Lately, all the energy that I would ordinarily put into blogging has been going into the "a rooted flow" project. I'm not complaining. In truth, I'd probably not be blogging much if I wasn't participating in this project. Not that I don't want to. I'm just miserable at self motivating. The project, as it was partly designed to, has forced me into writing, thinking, making art, and sharing. Thank goodness. In lue of blog posts, I thought I would share, on occation, project enteries that I feel particularly attaqched to. But, if you feel the inclination, do have a look at the project page (link above "A Rotted Flow") because my partner has had some beautiful words and imagaes to share as well. 

Week 10 : Creativity

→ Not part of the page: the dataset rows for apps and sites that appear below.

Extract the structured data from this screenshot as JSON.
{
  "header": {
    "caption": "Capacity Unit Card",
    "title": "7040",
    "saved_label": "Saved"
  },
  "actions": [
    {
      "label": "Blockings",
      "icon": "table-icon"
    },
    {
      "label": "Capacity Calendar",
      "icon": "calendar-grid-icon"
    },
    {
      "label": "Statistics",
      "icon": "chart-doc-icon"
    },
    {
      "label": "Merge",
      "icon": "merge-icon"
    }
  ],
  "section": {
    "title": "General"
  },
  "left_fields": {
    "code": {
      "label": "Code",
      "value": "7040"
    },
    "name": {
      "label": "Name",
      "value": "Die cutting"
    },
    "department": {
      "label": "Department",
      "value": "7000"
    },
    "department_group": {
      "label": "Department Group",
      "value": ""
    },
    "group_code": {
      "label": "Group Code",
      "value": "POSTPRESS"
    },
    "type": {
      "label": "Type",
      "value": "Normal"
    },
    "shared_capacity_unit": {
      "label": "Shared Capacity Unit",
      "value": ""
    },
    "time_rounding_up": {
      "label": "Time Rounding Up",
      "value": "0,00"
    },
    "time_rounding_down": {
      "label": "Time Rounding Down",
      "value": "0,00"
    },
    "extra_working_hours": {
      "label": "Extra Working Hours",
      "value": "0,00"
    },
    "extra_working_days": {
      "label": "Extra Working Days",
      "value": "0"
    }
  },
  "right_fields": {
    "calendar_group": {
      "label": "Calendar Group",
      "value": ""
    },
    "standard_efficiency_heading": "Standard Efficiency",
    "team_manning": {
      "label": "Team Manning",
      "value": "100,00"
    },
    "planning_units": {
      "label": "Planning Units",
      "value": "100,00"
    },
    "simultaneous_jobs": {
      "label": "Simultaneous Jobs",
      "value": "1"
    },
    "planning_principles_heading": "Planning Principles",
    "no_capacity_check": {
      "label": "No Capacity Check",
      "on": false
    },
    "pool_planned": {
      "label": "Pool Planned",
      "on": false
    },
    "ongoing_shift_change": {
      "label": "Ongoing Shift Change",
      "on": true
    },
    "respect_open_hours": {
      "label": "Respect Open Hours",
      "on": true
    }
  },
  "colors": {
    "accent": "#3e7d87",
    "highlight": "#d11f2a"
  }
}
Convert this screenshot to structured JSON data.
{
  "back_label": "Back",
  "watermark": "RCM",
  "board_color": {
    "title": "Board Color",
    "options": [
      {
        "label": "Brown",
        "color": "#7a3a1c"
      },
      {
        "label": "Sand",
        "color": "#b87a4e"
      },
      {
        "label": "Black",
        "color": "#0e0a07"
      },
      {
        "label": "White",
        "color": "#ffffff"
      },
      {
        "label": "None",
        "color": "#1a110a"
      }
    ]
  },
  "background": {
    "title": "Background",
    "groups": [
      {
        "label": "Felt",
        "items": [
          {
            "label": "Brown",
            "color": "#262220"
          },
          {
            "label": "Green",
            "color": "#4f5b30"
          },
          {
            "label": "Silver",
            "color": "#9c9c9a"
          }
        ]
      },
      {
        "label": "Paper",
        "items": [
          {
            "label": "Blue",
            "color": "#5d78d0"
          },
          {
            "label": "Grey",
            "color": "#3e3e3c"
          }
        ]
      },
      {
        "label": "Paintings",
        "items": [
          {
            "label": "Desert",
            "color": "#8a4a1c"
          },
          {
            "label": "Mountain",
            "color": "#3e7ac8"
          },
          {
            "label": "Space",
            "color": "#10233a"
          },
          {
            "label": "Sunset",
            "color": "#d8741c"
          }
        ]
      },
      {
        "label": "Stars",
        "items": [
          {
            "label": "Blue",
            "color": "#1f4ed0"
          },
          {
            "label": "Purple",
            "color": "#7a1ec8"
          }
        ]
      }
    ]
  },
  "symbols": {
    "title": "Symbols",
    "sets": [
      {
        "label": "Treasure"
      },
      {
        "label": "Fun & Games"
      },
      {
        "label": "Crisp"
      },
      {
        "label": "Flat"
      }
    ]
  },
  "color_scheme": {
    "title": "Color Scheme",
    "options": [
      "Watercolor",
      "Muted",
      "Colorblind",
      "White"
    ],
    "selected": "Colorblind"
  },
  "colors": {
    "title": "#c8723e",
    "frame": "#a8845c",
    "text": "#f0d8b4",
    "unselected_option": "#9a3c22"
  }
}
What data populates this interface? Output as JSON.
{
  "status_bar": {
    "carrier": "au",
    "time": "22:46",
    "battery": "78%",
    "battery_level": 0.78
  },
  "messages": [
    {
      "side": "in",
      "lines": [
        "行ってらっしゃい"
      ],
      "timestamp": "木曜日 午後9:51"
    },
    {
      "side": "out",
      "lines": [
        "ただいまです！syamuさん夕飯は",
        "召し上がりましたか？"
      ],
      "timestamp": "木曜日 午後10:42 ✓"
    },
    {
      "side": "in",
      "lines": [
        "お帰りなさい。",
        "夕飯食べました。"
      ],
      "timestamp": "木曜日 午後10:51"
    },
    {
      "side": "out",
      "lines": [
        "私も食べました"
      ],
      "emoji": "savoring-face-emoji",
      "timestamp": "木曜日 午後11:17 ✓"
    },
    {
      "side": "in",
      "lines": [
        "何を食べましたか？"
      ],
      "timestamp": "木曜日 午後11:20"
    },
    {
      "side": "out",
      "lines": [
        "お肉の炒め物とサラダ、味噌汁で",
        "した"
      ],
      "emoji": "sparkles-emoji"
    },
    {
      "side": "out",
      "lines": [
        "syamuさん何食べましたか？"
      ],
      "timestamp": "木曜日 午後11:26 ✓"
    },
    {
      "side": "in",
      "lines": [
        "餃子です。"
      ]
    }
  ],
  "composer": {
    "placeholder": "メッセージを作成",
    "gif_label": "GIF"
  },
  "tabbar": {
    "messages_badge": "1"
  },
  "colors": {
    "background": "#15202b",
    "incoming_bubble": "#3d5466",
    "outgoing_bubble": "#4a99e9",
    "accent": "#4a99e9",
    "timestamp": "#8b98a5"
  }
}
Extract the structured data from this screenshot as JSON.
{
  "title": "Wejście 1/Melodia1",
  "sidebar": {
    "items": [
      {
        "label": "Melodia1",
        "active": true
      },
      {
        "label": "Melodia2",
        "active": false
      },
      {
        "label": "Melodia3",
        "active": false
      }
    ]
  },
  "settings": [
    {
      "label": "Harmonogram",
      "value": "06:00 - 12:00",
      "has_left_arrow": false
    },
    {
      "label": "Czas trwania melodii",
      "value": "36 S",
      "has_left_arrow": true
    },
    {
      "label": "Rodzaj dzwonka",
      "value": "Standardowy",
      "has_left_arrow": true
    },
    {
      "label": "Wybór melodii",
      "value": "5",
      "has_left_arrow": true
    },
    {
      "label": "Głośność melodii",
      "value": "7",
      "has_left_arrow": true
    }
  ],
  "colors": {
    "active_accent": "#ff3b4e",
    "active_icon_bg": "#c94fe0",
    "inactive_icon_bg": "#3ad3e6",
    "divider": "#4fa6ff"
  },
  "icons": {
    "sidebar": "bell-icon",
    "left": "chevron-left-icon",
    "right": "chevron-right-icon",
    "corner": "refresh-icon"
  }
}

This is another one of those words which I have a hard time really pinning down  it's meaning within the context of popular vernacular. Without going too deeply down the rabbit hole which is my brain working out these kinds of riddles, I will just say that I find it puzzling when people are spoken of as either being or not being creative. How can it be that a human being isn't creative? Every time we solve a problem, tweak a tool's purpose, make a friend, share an idea, have (literally create) a child, etc... we are being creative. We all do creativity, everyday. 

Clearly, most people are talking about a specific kind of creativity upon uttering the word. They are speaking of an artistic ability. But, I have to say that I just reject that. I feel like it puts up too many walls between people who are supposedly artistic and those who are not. That rankles because I believe that we all have artists inside of us. We are talked out of knowing that part of ourselves and guided away from knowledge that would allow us to explore and express that artistic side, as our lives progress. The lucky few are encouraged and/or educated in a way that they are able to seek out or remain connected to that part of themselves. Or, some of us are just so infected and enamored by the love for artistic expression that we have only the choice between pursuing it or going mad. And I do mean that, mostly literally. My struggle with depression is far greater when I cannot work (artistically). 

It honestly kills me just a little bit when people say they are not artistic or creative because they cannot draw. The truth is that drawing is a skill that is taught and learned. It's a skill that requires one to relearn how to see three dimensional objects and convert them into two dimensional objects in their head so that they may render them on paper. That is a tricky thing to do. It take education and a whole lot of practice. Some people learn it faster than others. That is the only difference. (This of course excludes situations wherein there may be a learning difference or cognitive issue that would hinder learning this skill) The same can be said about learning and then committing to our subconscious knowledge skills related to composition, color theory, painting techniques, etc. 

Yes, I do recognize that there are differences between people who never get truly good at art and those who do. I would propose, however, that those differences have much more to do with 1. having something they desperately needs to be expressed within themselves (which might be caused merely by having a brain that focuses on the emotional consequences of life over the logical), 2. having a strong preference for, drive toward, need of artistic expression (as opposed to those who are perfectly content to keep those feelings and experiences to themselves) and 3. being taught, being encouraged and being brave.

I think that may be the bottom line for me. When other's see creativity, or talent, or art... I see a person being brave. 

The image above is something new for me. I don't usually do artistic pieces involving people. This is me being brave.